Is there something that you’re doing programming-wise that other festivals aren’t? What’s the draw to entice people to spend their dollars coming to Montreal versus anywhere else?

The groundwork that we did, taking care of the artists and the site and the fans, being amazing. Chuck Hughes is our artist caterer — he’s got 2 great restaurants in town. He beat Bobby Flay on the Iron Chef. He’s an amazing chef and he brings in a team and they cook. I think that the word of mouth of how we treat the artists, the food, the site, like I said, has really helped. And a lot of it’s been word of mouth; agents and managers have been like, ‘You guys, your festival, has great food and you have an amazing site.’

For members of the music industry, you also have Osheaga MEG Pro happening Jul. 30-Aug. 2 that has brunches, a panel and a cocktail reception.  How did this come about?

MEG, the Montreal Electronic Groove festival, happened to be the same weekend as we were originally.  We talked to them and they had a stage at the festival for the first couple of years. And when we moved to August, they moved as well because we had established a good relationship with them. The thing about MEG is they’re very European, so they’re bringing in a ton of European professionals to their festival, and we were drawing predominantly North American, you know, Canadian and American artists and managers. So we figured, ‘Hey, this is a great opportunity.’

That must be unique. Most music festivals have a VIP section but you hang with people you know; they don’t offer official networking opportunities and programming.

I don’t know. I’d imagine that pretty much every idea we’ve ever had we stole from someone else. So I don’t know if it’s completely original, but it felt like it was good [idea]; we had all these people, let’s get them all together. It was just a logical progression of who was coming to the festival. And as a result, it creates this really nice environment where people can just hang out and have a drink and chat and talk about business.

Are you content with Osheaga’s size and how it’s doing or will you keep expanding?  And will you expand it outside of Montreal and come to Toronto, like you did with Heavy?

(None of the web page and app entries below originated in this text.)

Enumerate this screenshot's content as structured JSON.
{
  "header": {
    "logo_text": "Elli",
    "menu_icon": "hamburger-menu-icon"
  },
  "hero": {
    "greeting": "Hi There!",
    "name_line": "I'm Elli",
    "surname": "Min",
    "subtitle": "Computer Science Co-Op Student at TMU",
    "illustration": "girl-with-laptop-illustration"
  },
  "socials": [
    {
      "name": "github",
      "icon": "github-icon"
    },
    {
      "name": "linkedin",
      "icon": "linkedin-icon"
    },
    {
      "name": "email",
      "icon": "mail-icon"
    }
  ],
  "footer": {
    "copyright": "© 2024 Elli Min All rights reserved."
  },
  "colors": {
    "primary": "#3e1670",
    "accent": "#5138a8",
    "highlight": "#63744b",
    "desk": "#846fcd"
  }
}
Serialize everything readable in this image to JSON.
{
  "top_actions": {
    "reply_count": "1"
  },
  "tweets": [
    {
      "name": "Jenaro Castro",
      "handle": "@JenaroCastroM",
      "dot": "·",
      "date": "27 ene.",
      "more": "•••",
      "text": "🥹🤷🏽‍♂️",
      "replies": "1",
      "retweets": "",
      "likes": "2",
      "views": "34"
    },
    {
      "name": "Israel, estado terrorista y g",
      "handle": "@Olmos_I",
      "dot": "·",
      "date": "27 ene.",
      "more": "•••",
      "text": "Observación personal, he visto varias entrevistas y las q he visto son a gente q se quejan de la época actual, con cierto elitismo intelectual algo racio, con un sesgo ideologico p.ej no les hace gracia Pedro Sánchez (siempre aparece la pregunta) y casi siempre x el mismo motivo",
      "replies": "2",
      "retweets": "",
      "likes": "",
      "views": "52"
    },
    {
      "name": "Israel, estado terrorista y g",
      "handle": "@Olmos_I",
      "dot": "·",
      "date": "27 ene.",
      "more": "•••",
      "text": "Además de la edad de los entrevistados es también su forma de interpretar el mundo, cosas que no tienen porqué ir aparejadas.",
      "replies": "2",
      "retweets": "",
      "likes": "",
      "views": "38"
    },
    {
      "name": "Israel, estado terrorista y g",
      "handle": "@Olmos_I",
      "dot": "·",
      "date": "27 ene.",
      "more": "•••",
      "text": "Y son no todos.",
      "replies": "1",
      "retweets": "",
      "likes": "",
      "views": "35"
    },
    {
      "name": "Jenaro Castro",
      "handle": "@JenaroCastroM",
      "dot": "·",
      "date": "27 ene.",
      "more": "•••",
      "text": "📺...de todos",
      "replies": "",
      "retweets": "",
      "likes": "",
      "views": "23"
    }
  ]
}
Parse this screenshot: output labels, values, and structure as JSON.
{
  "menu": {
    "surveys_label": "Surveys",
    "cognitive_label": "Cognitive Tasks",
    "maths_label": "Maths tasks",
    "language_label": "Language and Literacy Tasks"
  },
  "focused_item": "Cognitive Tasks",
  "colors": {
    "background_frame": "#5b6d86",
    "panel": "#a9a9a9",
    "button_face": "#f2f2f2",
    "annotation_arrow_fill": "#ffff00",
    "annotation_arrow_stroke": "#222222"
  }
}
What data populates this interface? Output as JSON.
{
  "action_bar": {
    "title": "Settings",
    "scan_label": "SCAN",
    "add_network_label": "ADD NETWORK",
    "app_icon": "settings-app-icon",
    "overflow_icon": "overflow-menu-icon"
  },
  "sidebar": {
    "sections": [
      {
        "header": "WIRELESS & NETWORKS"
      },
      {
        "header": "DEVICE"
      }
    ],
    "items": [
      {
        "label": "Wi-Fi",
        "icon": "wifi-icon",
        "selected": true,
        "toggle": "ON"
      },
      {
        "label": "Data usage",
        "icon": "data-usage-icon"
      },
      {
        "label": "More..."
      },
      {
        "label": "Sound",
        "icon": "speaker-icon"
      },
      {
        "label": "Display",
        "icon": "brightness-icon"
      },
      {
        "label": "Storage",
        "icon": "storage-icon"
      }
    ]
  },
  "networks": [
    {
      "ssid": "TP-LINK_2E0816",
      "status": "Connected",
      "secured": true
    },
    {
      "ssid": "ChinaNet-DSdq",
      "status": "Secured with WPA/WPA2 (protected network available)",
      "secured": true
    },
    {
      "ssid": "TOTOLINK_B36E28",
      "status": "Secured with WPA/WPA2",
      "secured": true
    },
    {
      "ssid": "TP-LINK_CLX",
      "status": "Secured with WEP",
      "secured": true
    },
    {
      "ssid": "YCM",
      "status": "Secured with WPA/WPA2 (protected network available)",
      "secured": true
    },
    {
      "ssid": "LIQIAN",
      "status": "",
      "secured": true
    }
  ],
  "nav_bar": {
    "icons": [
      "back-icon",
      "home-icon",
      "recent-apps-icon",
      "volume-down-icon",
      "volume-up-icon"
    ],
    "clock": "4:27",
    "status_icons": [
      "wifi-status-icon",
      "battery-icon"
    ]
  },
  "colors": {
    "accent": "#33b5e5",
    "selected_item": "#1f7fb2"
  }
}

I don’t think there’ll be an Osheaga Toronto. Osheaga is an Iroquois word for Montreal. People have asked us about that. We would never really think of moving Osheaga because of what it represents. It’s a city festival. It’s very specific to Montreal. Would we do another festival in another city? Sure we would look into that. Would we call it Osheaga? No.